WHAT TO WORK ON:
Give the listing back in full, exactly as written, with the pictures removed.

RECORDS FOR THE TASK:

__________________________________________________

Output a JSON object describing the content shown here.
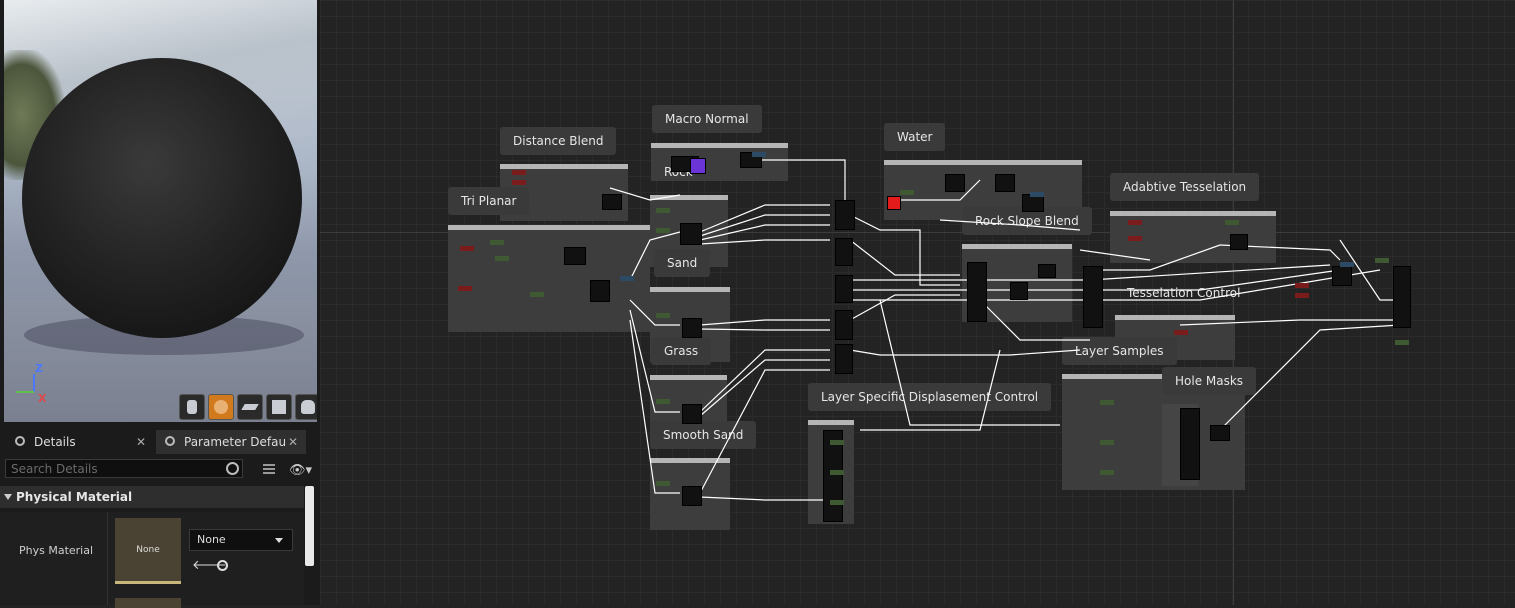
{
  "viewport": {
    "axes": {
      "z": "Z",
      "x": "X"
    },
    "toolbar": [
      {
        "name": "cylinder-preview-icon"
      },
      {
        "name": "sphere-preview-icon",
        "active": true
      },
      {
        "name": "plane-preview-icon"
      },
      {
        "name": "cube-preview-icon"
      },
      {
        "name": "custom-mesh-preview-icon"
      }
    ]
  },
  "tabs": [
    {
      "label": "Details",
      "close": "✕"
    },
    {
      "label": "Parameter Defaults",
      "close": "✕"
    }
  ],
  "details": {
    "search_placeholder": "Search Details",
    "section": "Physical Material",
    "property_label": "Phys Material",
    "thumbnail_text": "None",
    "combo_value": "None"
  },
  "graph": {
    "comments": [
      {
        "label": "Distance Blend"
      },
      {
        "label": "Macro Normal"
      },
      {
        "label": "Rock"
      },
      {
        "label": "Tri Planar"
      },
      {
        "label": "Sand"
      },
      {
        "label": "Grass"
      },
      {
        "label": "Smooth Sand"
      },
      {
        "label": "Water"
      },
      {
        "label": "Rock Slope Blend"
      },
      {
        "label": "Adabtive Tesselation"
      },
      {
        "label": "Tesselation Control"
      },
      {
        "label": "Layer Samples"
      },
      {
        "label": "Hole Masks"
      },
      {
        "label": "Layer Specific Displasement Control"
      }
    ],
    "colors": {
      "background": "#232323",
      "comment_body": "#3d3d3d",
      "comment_header": "#b5b5b5",
      "wire": "#ffffff",
      "pin_green": "#3f5a32",
      "pin_red": "#7a1c1c",
      "pin_blue": "#2c4a63"
    }
  }
}
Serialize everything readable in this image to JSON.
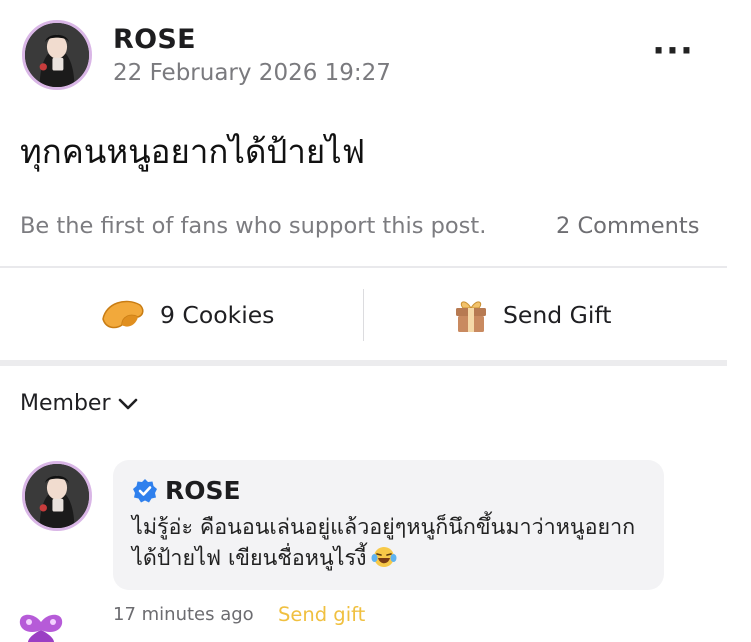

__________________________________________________

SOLUTION FOR THIS PROBLEM:
Output a JSON object describing the content shown here.
{
  "viewport": {
    "axes": {
      "z": "Z",
      "x": "X"
    },
    "toolbar": [
      {
        "name": "cylinder-preview-icon"
      },
      {
        "name": "sphere-preview-icon",
        "active": true
      },
      {
        "name": "plane-preview-icon"
      },
      {
        "name": "cube-preview-icon"
      },
      {
        "name": "custom-mesh-preview-icon"
      }
    ]
  },
  "tabs": [
    {
      "label": "Details",
      "close": "✕"
    },
    {
      "label": "Parameter Defaults",
      "close": "✕"
    }
  ],
  "details": {
    "search_placeholder": "Search Details",
    "section": "Physical Material",
    "property_label": "Phys Material",
    "thumbnail_text": "None",
    "combo_value": "None"
  },
  "graph": {
    "comments": [
      {
        "label": "Distance Blend"
      },
      {
        "label": "Macro Normal"
      },
      {
        "label": "Rock"
      },
      {
        "label": "Tri Planar"
      },
      {
        "label": "Sand"
      },
      {
        "label": "Grass"
      },
      {
        "label": "Smooth Sand"
      },
      {
        "label": "Water"
      },
      {
        "label": "Rock Slope Blend"
      },
      {
        "label": "Adabtive Tesselation"
      },
      {
        "label": "Tesselation Control"
      },
      {
        "label": "Layer Samples"
      },
      {
        "label": "Hole Masks"
      },
      {
        "label": "Layer Specific Displasement Control"
      }
    ],
    "colors": {
      "background": "#232323",
      "comment_body": "#3d3d3d",
      "comment_header": "#b5b5b5",
      "wire": "#ffffff",
      "pin_green": "#3f5a32",
      "pin_red": "#7a1c1c",
      "pin_blue": "#2c4a63"
    }
  }
}
Serialize everything readable in this image to JSON.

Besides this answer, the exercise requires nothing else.